Final preparations are underway for the launch of Northrop Grumman’s 20th commercial resupply mission to the International Space Station (NG-20), currently set to launch on January 29th 2024. This mission’s Cygnus spacecraft, named after astronaut Patricia “Patty” Hilliard Robertson, will be delivering food, supplies, equipment, and science experiments to the Space Station’s Expedition 70 astronauts 254 miles above the Earth’s surface.
Some of the primary goals of the experiments onboard is to simulate situations that may arise during future long-duration space missions. One such experiment includes the first operation of a surgical robot that can be remotely operated from Earth. Developed by Virtual Incision, the miniature surgical robot – named MIRA – will be performing several “surgery-like” tasks to compare in-flight data on tasks performed in the Space Station’s microgravity environment against the same tasks performed on Earth to inform the designs of future robotic designs as long-duration spaceflight becomes more common and the need for potential emergency procedures becomes more likely.
Additionally, NG-20 will contain an experimental scaffold made of biological material that mimics DNA that can potentially regenerate cartilage tissues and maintain healthy cartilage in space. Microgravity has been shown to hasten the degeneration of cartilage while hampering its regenerative abilities, making astronauts especially prone to diseases like arthritis. In addition to mitigating the development of health issues for those in microgravity for long periods of time, potential breakthroughs in therapeutics for cartilage regeneration can also benefit those suffering from degenerative disease on Earth.

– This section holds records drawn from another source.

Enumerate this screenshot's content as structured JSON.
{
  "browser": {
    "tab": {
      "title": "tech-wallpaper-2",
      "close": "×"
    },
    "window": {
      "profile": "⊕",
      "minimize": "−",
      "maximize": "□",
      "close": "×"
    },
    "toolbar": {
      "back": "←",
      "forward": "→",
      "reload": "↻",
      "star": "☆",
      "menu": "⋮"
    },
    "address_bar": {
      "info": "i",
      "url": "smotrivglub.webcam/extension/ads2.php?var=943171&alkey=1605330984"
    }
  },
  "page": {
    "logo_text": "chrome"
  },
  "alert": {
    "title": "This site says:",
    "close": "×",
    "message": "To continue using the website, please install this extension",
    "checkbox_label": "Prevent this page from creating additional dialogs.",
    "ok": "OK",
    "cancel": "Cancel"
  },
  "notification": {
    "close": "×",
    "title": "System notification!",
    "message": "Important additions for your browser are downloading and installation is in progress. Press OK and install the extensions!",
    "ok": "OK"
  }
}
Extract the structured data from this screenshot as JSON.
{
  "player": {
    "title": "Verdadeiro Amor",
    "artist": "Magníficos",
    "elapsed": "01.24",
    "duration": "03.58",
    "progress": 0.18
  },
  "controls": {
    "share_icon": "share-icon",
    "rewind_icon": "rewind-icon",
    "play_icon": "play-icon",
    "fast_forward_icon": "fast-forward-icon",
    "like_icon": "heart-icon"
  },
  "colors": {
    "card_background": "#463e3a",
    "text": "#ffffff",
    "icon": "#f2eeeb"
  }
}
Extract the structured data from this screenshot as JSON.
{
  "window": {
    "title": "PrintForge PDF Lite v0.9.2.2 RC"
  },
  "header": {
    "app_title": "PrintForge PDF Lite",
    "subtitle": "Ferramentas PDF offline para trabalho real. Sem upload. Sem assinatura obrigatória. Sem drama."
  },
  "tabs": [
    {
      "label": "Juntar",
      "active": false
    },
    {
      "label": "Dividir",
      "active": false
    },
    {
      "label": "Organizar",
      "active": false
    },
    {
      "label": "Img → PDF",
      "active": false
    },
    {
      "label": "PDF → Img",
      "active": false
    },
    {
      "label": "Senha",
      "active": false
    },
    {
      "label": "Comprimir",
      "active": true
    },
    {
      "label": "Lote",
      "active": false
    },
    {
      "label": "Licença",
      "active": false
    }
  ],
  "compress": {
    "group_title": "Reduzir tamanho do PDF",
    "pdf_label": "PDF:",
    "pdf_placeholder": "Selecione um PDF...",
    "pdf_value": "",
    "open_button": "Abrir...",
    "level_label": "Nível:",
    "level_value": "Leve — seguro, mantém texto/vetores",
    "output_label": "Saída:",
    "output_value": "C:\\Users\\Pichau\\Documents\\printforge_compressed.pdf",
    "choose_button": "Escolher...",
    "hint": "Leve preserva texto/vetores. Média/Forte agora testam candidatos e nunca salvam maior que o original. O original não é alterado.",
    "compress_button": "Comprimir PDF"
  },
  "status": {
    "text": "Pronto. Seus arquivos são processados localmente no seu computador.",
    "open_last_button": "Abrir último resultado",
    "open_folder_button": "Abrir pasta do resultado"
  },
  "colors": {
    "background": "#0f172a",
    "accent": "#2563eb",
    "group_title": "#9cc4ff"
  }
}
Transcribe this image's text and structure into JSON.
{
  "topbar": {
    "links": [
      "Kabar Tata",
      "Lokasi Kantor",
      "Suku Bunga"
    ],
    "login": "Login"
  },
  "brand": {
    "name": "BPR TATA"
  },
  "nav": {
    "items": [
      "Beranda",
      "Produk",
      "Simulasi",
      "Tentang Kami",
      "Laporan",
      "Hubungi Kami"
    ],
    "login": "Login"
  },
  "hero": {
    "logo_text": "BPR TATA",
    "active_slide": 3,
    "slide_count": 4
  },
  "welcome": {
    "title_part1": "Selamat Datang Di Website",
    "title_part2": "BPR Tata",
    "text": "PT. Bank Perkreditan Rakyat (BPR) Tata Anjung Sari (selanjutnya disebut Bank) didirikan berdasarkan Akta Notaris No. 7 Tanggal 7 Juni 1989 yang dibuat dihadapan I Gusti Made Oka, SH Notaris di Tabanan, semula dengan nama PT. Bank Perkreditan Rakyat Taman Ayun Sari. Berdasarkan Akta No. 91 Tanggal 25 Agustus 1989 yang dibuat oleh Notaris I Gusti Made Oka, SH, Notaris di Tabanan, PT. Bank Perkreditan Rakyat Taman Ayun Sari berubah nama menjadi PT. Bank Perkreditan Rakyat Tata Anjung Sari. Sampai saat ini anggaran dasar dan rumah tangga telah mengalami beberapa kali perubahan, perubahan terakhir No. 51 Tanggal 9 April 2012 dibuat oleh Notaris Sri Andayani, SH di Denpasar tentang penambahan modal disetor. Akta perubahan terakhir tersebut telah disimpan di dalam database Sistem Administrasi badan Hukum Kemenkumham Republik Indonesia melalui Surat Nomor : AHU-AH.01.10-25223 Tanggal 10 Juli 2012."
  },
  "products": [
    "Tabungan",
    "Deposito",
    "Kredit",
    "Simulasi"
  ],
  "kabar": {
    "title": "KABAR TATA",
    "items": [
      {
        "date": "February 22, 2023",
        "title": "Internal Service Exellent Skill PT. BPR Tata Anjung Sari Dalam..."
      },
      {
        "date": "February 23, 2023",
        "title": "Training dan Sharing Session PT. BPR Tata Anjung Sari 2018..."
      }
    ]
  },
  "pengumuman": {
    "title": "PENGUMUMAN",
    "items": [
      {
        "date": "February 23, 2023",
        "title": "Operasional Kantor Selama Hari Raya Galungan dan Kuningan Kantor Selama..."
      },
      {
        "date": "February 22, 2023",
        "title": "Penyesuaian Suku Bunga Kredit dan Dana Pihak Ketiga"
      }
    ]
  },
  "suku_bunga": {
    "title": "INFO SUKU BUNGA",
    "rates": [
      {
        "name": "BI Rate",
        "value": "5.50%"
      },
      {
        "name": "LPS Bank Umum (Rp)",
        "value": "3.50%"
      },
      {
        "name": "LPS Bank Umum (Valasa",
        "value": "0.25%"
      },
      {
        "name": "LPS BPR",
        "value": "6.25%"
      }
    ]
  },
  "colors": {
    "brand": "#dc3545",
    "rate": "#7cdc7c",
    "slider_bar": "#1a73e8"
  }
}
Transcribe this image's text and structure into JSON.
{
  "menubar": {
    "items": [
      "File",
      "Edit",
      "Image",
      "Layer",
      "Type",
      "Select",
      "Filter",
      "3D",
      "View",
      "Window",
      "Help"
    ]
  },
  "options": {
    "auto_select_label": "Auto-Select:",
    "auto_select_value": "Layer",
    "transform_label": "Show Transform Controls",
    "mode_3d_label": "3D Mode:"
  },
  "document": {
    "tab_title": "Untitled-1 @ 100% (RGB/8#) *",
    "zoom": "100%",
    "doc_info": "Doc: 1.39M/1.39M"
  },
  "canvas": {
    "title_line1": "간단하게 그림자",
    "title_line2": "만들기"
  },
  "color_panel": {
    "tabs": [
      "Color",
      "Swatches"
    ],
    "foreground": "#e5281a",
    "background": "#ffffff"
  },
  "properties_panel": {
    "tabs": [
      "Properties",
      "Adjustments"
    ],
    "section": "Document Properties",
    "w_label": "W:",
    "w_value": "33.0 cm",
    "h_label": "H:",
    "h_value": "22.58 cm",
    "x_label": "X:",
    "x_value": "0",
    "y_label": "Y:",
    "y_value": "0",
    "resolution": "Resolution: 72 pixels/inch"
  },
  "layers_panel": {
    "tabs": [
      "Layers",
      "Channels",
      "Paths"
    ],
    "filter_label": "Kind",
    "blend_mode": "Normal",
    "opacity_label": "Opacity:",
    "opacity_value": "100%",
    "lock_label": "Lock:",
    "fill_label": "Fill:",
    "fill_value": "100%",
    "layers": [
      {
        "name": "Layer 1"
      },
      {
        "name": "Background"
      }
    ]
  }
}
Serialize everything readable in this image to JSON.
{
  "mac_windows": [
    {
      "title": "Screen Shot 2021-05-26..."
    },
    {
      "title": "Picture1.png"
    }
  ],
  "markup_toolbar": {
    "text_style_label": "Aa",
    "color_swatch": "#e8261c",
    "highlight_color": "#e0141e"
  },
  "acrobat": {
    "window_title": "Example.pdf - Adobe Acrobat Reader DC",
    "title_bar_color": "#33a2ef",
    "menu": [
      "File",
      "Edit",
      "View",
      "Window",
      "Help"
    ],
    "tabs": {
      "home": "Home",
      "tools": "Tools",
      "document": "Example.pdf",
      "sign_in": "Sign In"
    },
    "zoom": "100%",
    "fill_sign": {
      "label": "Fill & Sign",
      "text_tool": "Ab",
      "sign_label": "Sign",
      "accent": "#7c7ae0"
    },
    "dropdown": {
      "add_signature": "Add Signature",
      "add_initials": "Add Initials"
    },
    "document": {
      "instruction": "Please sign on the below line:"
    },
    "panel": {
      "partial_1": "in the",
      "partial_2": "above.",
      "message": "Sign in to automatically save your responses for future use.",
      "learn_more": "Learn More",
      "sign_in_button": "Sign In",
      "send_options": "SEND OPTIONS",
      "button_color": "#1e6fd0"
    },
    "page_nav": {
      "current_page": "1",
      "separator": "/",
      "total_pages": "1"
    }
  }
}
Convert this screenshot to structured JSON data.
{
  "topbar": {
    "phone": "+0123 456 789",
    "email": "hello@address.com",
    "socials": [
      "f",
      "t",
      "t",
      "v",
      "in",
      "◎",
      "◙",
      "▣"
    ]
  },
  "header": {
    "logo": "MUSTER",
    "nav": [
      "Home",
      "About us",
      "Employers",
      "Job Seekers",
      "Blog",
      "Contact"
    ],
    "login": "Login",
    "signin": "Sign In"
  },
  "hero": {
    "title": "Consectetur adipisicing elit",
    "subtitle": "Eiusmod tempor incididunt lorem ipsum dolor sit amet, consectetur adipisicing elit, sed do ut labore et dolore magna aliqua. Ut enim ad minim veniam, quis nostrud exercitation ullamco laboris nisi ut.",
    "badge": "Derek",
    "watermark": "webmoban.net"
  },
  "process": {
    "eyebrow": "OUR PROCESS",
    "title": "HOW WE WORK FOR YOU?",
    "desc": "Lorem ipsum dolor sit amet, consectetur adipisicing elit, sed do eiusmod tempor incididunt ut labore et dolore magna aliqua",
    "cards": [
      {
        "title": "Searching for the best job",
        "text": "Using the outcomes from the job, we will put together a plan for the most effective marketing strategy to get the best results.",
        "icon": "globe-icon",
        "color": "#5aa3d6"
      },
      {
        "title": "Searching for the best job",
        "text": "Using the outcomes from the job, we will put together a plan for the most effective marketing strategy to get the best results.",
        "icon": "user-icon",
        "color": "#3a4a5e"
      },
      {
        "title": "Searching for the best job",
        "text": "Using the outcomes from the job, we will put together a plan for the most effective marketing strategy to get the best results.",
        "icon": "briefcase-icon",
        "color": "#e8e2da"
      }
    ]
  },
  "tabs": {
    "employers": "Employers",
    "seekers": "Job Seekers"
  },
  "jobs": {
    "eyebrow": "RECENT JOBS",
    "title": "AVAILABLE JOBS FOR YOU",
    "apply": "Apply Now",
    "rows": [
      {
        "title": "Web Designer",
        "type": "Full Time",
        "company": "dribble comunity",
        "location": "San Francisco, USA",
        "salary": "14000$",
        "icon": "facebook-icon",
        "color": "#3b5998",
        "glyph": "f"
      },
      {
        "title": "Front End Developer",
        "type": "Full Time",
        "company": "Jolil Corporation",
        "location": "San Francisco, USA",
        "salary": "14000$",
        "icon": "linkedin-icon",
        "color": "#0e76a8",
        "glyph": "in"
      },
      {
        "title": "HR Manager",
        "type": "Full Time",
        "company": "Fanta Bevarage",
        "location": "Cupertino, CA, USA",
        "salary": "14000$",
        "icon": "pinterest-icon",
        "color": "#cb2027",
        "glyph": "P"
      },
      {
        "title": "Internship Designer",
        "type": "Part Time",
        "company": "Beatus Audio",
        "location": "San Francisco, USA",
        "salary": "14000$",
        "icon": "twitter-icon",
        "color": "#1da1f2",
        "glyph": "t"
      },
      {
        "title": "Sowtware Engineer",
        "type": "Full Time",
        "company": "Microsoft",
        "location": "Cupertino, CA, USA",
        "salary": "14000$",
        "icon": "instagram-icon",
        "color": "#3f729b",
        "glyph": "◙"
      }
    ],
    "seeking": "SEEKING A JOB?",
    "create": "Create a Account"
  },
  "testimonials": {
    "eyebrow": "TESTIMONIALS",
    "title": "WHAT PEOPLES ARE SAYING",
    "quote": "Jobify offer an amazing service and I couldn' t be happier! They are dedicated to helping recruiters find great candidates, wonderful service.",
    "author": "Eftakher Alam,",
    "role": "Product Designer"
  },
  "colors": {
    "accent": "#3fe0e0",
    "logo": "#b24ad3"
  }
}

Also among experiments being delivered on NG-20 are KREPE-2, an inexpensive Thermal Protection System (TPS) to collect data during atmospheric reentry that otherwise can’t be replicated in a laboratory setting on Earth, as well as an autonomous semiconductor manufacturing platform that is expected to limit the amount of gravity-induced defects in computer chips. The payload will also be delivering the European Space Agency’s new Metal 3D printer.
This mission will be marking a slight departure from the norm with Northrop Grumman’s other resupply missions. Cygnus typically hitches its ride to the International Space Station aboard Northrop Grumman’s Antares rocket. Due to Antares’ first stage being produced in Ukraine by state-owned aerospace manufacturer Pivdenmash and its engines built by Russian manufacturer NPO Energomash, production of the now-retired Antares 230+ series was jeopardized and later ceased due to the outbreak of the war between Russia and Ukraine. As a result, Northrop Grumman has entered an agreement with Firefly Aerospace to construct the next generation Antares 300 series that relies on entirely domestic components, currently set to take flight for the first time in 2025.
The last Antares flight of the occurred during NG-19 in 2023, and Northrop Grumman has contracted with SpaceX for two additional Falcon 9 launches of Cygnus after NG-20 until the Antares 300 series is ready to fly. Although a break in established operations, this isn’t the first time Cygnus has had to find a new ride into space. Previously the spacecraft has also flown three times atop United Launch Alliance’s Atlas V, following the explosive failure of an Antares 130 during its Orb-3 mission in 2014.
For now, Antares’ home at NASA’s Wallops Flight Facility sits dormant, teeming with hope for the future as Antares prepares for its triumphant return to the launch pad to usher in a new generation of spaceflight.